Maryland must be the carving capital of the world. Over 20,000 bird-brained folks have turned out every year for the Ward World Wildfowl Carving Competition since its inception in 1971.
For three days every April some 2,000 carvers of wooden birds put their skills on the line hoping to win first place cash prizes that range from $3,500 to $20,000, depending what category and what level they are entered in. The three competition levels are Open, Intermediate and Novice. Some categories include Decorative Lifesize Wildfowl, Decorative Lifesize Waterfowl, Decorative Miniature Wildfowl and Interpretive Wood Sculpture.
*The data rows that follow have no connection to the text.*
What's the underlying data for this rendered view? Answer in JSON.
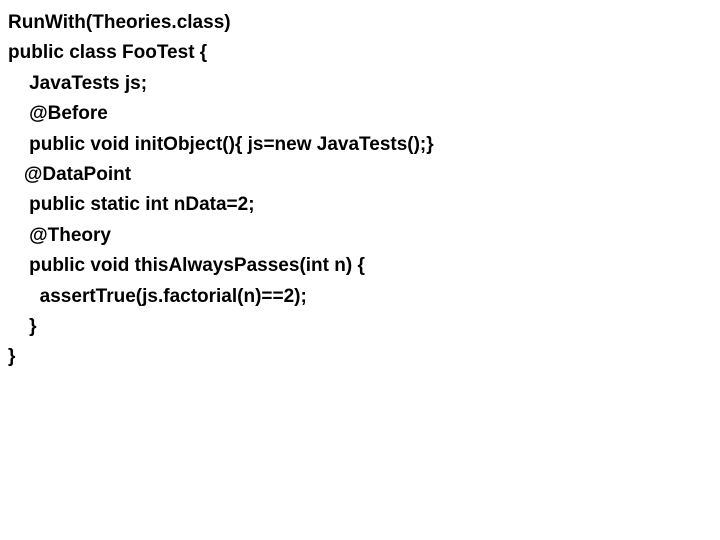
{
  "code": {
    "line1": "RunWith(Theories.class)",
    "line2": "public class FooTest {",
    "line3": "    JavaTests js;",
    "line4": "    @Before",
    "line5": "    public void initObject(){ js=new JavaTests();}",
    "line6": "",
    "line7": "   @DataPoint",
    "line8": "    public static int nData=2;",
    "line9": "",
    "line10": "    @Theory",
    "line11": "    public void thisAlwaysPasses(int n) {",
    "line12": "      assertTrue(js.factorial(n)==2);",
    "line13": "    }",
    "line14": "}"
  }
}
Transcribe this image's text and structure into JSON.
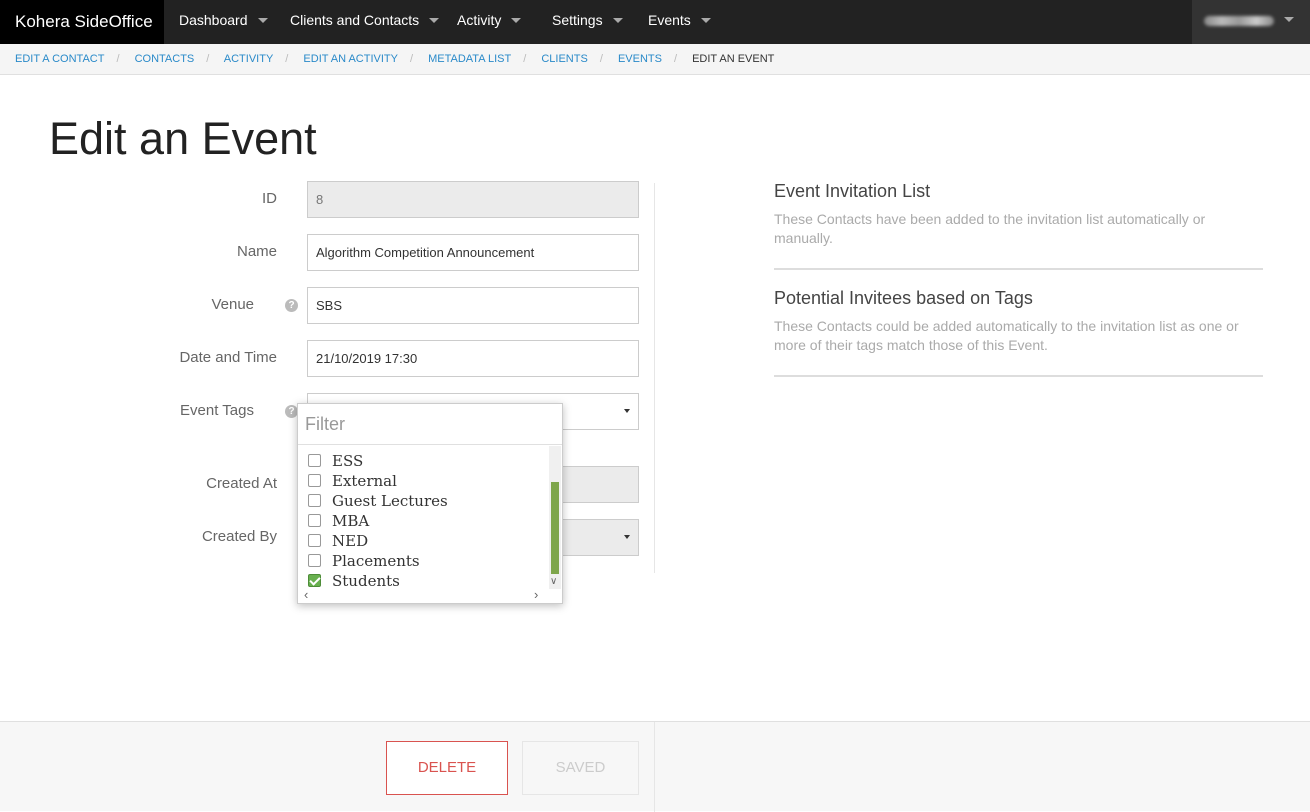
{
  "app": {
    "brand": "Kohera SideOffice",
    "nav": [
      {
        "label": "Dashboard"
      },
      {
        "label": "Clients and Contacts"
      },
      {
        "label": "Activity"
      },
      {
        "label": "Settings"
      },
      {
        "label": "Events"
      }
    ]
  },
  "breadcrumb": [
    {
      "label": "EDIT A CONTACT"
    },
    {
      "label": "CONTACTS"
    },
    {
      "label": "ACTIVITY"
    },
    {
      "label": "EDIT AN ACTIVITY"
    },
    {
      "label": "METADATA LIST"
    },
    {
      "label": "CLIENTS"
    },
    {
      "label": "EVENTS"
    },
    {
      "label": "EDIT AN EVENT"
    }
  ],
  "page": {
    "title": "Edit an Event"
  },
  "form": {
    "id": {
      "label": "ID",
      "value": "8"
    },
    "name": {
      "label": "Name",
      "value": "Algorithm Competition Announcement"
    },
    "venue": {
      "label": "Venue",
      "value": "SBS"
    },
    "datetime": {
      "label": "Date and Time",
      "value": "21/10/2019 17:30"
    },
    "tags": {
      "label": "Event Tags"
    },
    "created_at": {
      "label": "Created At"
    },
    "created_by": {
      "label": "Created By"
    }
  },
  "dropdown": {
    "placeholder": "Filter",
    "options": [
      {
        "label": "ESS",
        "checked": false
      },
      {
        "label": "External",
        "checked": false
      },
      {
        "label": "Guest Lectures",
        "checked": false
      },
      {
        "label": "MBA",
        "checked": false
      },
      {
        "label": "NED",
        "checked": false
      },
      {
        "label": "Placements",
        "checked": false
      },
      {
        "label": "Students",
        "checked": true
      }
    ]
  },
  "panel": {
    "invitation": {
      "title": "Event Invitation List",
      "desc": "These Contacts have been added to the invitation list automatically or manually."
    },
    "potential": {
      "title": "Potential Invitees based on Tags",
      "desc": "These Contacts could be added automatically to the invitation list as one or more of their tags match those of this Event."
    }
  },
  "footer": {
    "delete_label": "DELETE",
    "saved_label": "SAVED"
  },
  "icons": {
    "help": "help-circle-icon",
    "caret": "caret-down-icon",
    "check": "check-icon"
  },
  "colors": {
    "accent_link": "#2a8ac9",
    "danger": "#d9534f",
    "check_green": "#68b04f",
    "nav_bg": "#222222"
  }
}
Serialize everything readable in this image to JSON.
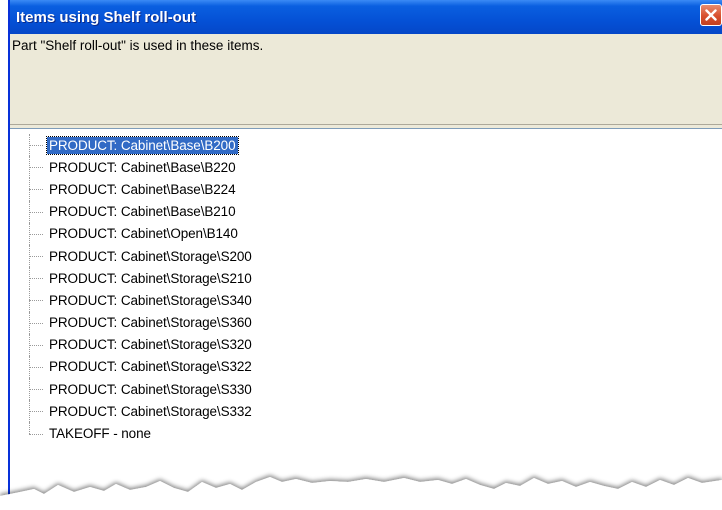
{
  "window": {
    "title": "Items using Shelf roll-out",
    "close_icon": "close-icon"
  },
  "info": {
    "message": "Part \"Shelf roll-out\" is used in these items."
  },
  "tree": {
    "items": [
      {
        "label": "PRODUCT: Cabinet\\Base\\B200",
        "selected": true
      },
      {
        "label": "PRODUCT: Cabinet\\Base\\B220"
      },
      {
        "label": "PRODUCT: Cabinet\\Base\\B224"
      },
      {
        "label": "PRODUCT: Cabinet\\Base\\B210"
      },
      {
        "label": "PRODUCT: Cabinet\\Open\\B140"
      },
      {
        "label": "PRODUCT: Cabinet\\Storage\\S200"
      },
      {
        "label": "PRODUCT: Cabinet\\Storage\\S210"
      },
      {
        "label": "PRODUCT: Cabinet\\Storage\\S340"
      },
      {
        "label": "PRODUCT: Cabinet\\Storage\\S360"
      },
      {
        "label": "PRODUCT: Cabinet\\Storage\\S320"
      },
      {
        "label": "PRODUCT: Cabinet\\Storage\\S322"
      },
      {
        "label": "PRODUCT: Cabinet\\Storage\\S330"
      },
      {
        "label": "PRODUCT: Cabinet\\Storage\\S332"
      },
      {
        "label": "TAKEOFF - none"
      }
    ]
  },
  "colors": {
    "titlebar": "#0551d6",
    "selection": "#316ac5",
    "dialog_face": "#ece9d8",
    "close_button": "#d8502e"
  }
}
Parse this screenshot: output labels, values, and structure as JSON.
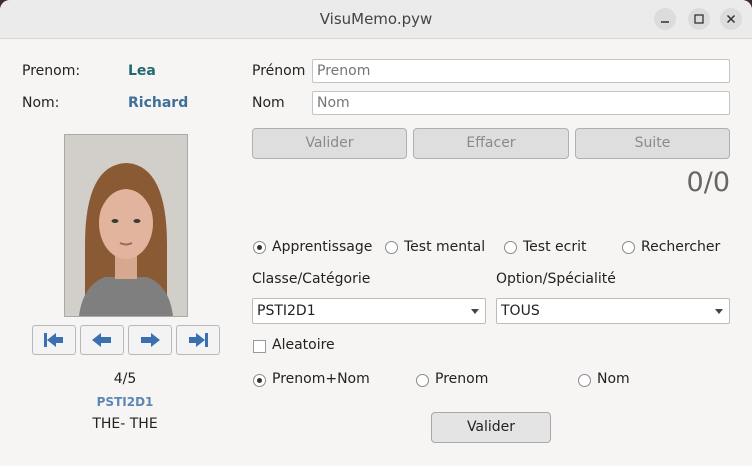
{
  "window": {
    "title": "VisuMemo.pyw"
  },
  "left": {
    "prenom_label": "Prenom:",
    "prenom_value": "Lea",
    "nom_label": "Nom:",
    "nom_value": "Richard",
    "counter": "4/5",
    "classe": "PSTI2D1",
    "option": "THE- THE"
  },
  "form": {
    "prenom_label": "Prénom",
    "prenom_placeholder": "Prenom",
    "nom_label": "Nom",
    "nom_placeholder": "Nom",
    "valider_label": "Valider",
    "effacer_label": "Effacer",
    "suite_label": "Suite",
    "score": "0/0"
  },
  "modes": [
    {
      "label": "Apprentissage",
      "selected": true
    },
    {
      "label": "Test mental",
      "selected": false
    },
    {
      "label": "Test ecrit",
      "selected": false
    },
    {
      "label": "Rechercher",
      "selected": false
    }
  ],
  "filters": {
    "classe_label": "Classe/Catégorie",
    "classe_value": "PSTI2D1",
    "option_label": "Option/Spécialité",
    "option_value": "TOUS",
    "aleatoire_label": "Aleatoire"
  },
  "display": [
    {
      "label": "Prenom+Nom",
      "selected": true
    },
    {
      "label": "Prenom",
      "selected": false
    },
    {
      "label": "Nom",
      "selected": false
    }
  ],
  "footer": {
    "valider_label": "Valider"
  },
  "colors": {
    "prenom_value": "#1f6b6b",
    "nom_value": "#3f6f9a",
    "classe": "#5b86b6",
    "nav_arrow": "#3a6fb0"
  }
}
And species range from ducks to flamingos to turkeys to eagles to pelicans to hummingbirds. Carvers and spectators alike can take part in various seminars on the art of carving birds.
But be forewarned, at $150 each, they are a little pricey. The entry fee is only $8, which is well worth it for a glimpse into this strange world. Ward also hosts the World Fish Carving Competition the same weekend.
The above article is just one of a collection of off-beat articles on 2Camels from Nelson Taylor's wonderful America Bizarro.
America Bizarro is a unique travel guide that celebrates humorously interesting, pop-culture kitschy and off-the-map odd festivals, out-of-the-way gatherings, kooky conventions, conferences and contests throughout the United States.